At the session, the board received a quarterly child nutrition program update from Aaron Probst of Chartwells.
Several new menu items have been introduced in Burke County Public Schools, most notably blue raspberry slushies at the four high schools. Chartwells let students taste test the slushies, which are 100 percent fruit juice, in November. Feedback was highly positive, so the product will be available at Draughn, East Burke, Freedom and Patton high schools for $1.25.
“I think it was well-received,” Probst told the board. “We actually started serving it this past week in all four high schools. We’ve done pretty good numbers so far. On the first day of service Friday, at Draughn High School we served 40, at Freedom we served 37, at Patton we served 30 and at East Burke we served 21.
“It’s an alternative for students. It’s something exciting and something to make them look forward to lunch.”
Other new menu options introduced recently have included chicken and waffles with spiced apples at high schools and “The Dog 8 My Biscuit,” a hot dog wrapped in a biscuit and sprinkled with parmesan cheese, at elementary schools.
“We generated some excitement with that,” Probst said.
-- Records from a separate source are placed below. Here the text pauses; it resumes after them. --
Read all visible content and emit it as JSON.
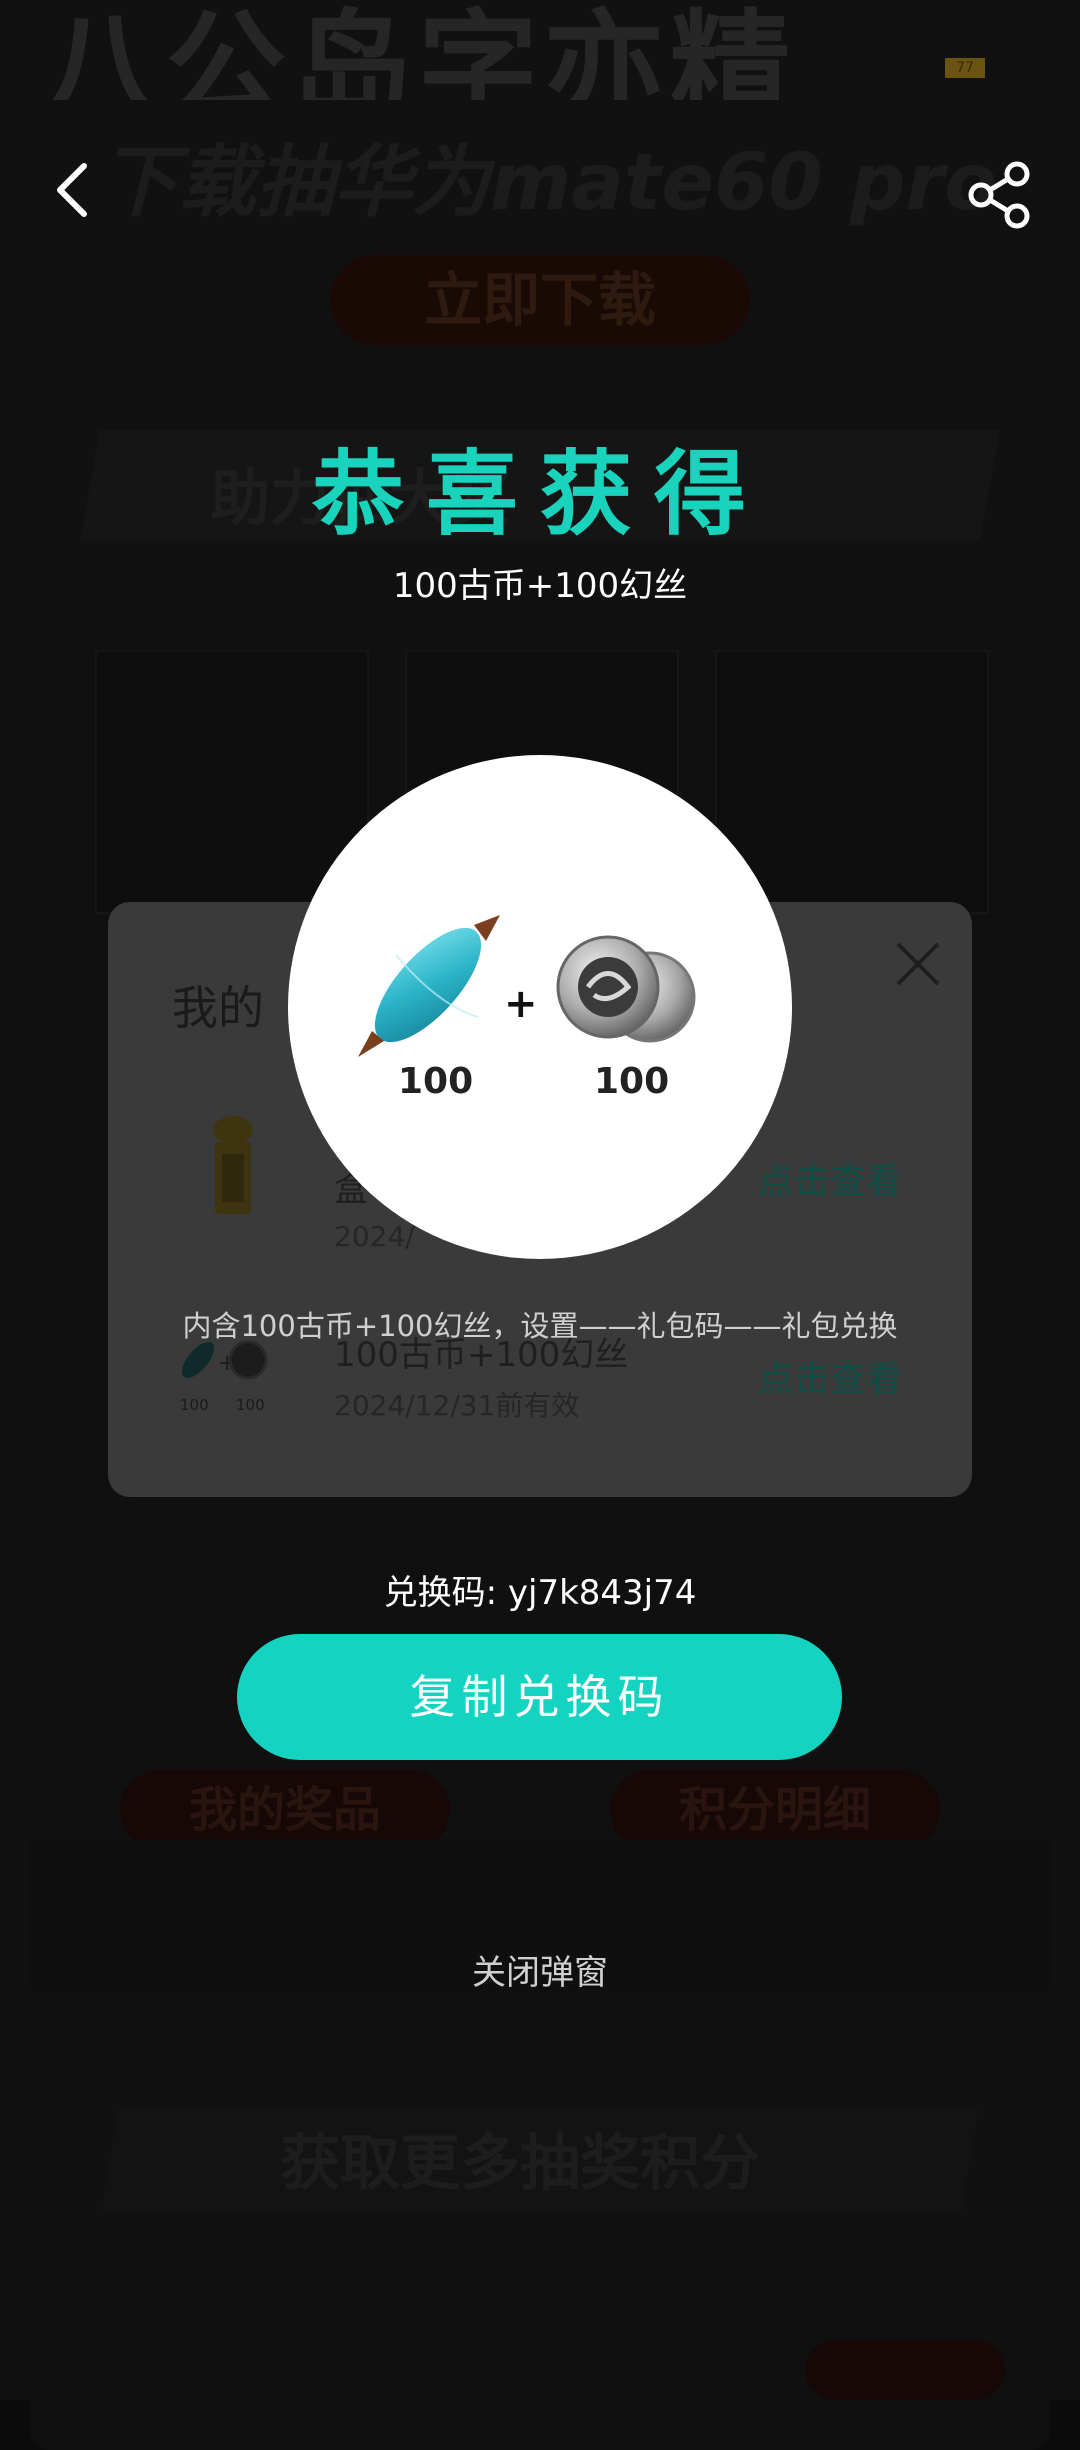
{
  "background": {
    "header_title": "八公岛字亦精",
    "badge": "77",
    "download_text": "下载抽华为mate60 pro",
    "download_button": "立即下载",
    "banner_text": "助力抽大奖",
    "more_banner": "获取更多抽奖积分",
    "pill_prizes": "我的奖品",
    "pill_points": "积分明细"
  },
  "nav": {
    "back_icon": "chevron-left-icon",
    "share_icon": "share-icon"
  },
  "popup": {
    "title": "恭喜获得",
    "subtitle": "100古币+100幻丝",
    "gift_counts": [
      "100",
      "100"
    ],
    "description": "内含100古币+100幻丝，设置——礼包码——礼包兑换",
    "code_line": "兑换码: yj7k843j74",
    "copy_button": "复制兑换码",
    "close_link": "关闭弹窗"
  },
  "my_dialog": {
    "title": "我的",
    "rows": [
      {
        "name": "盒",
        "date": "2024/",
        "link": "点击查看"
      },
      {
        "name": "100古币+100幻丝",
        "date": "2024/12/31前有效",
        "link": "点击查看"
      }
    ],
    "thumb_counts": [
      "100",
      "100"
    ]
  },
  "colors": {
    "accent": "#14d3c1",
    "overlay": "#0b0b0b",
    "dialog": "#3a3a3a"
  }
}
Chartwells also has experimented with some chicken sandwich options, including crispy, grilled, Nashville hot and teriyaki. The sandwich options recently were featured in a weeklong promotion in the high schools the week before exams. Last week, the sandwiches were available in middle schools and will be tested in elementary schools soon, Probst said.
“They’re definitely a program-driver for us,” Probst said, noting that the slightly higher cost of the chicken patties likely will limit service of the sandwiches to once per month in elementary and middle schools.
At local elementary schools, recent “Tasty Tuesdays” have featured taste tests of local produce items, including acorn squash in November, carnival cauliflower in December and Cara Cara oranges this month. Next up, Probst said, will be yam chips.
BCPS and Chartwells also recently learned it earned second place in the N.C. Crunch contest. BCPS entered its program where it promoted North Carolina apples during Farm to School Month in October. According to information from BCPS, the N.C. Farm to School Cooperative, a group of farmers who sell produce to N.C. schools through the N.C. Farm to School program, sponsored the contest.
And Angela Hensley, foodservice management coordinator for BCPS, announced to the board that after the school system won three awards last school year in the No Kid Hungry Breakfast Challenge, it recently found out it won two more awards for Table Rock and Walter Johnson middle schools for participation levels in its second-chance breakfast program.
The child nutrition update and field trip requests were moved to the consent agenda for next Monday’s regular school board meeting.
Justin Epley can be reached at email@example.com or 828-432-8943.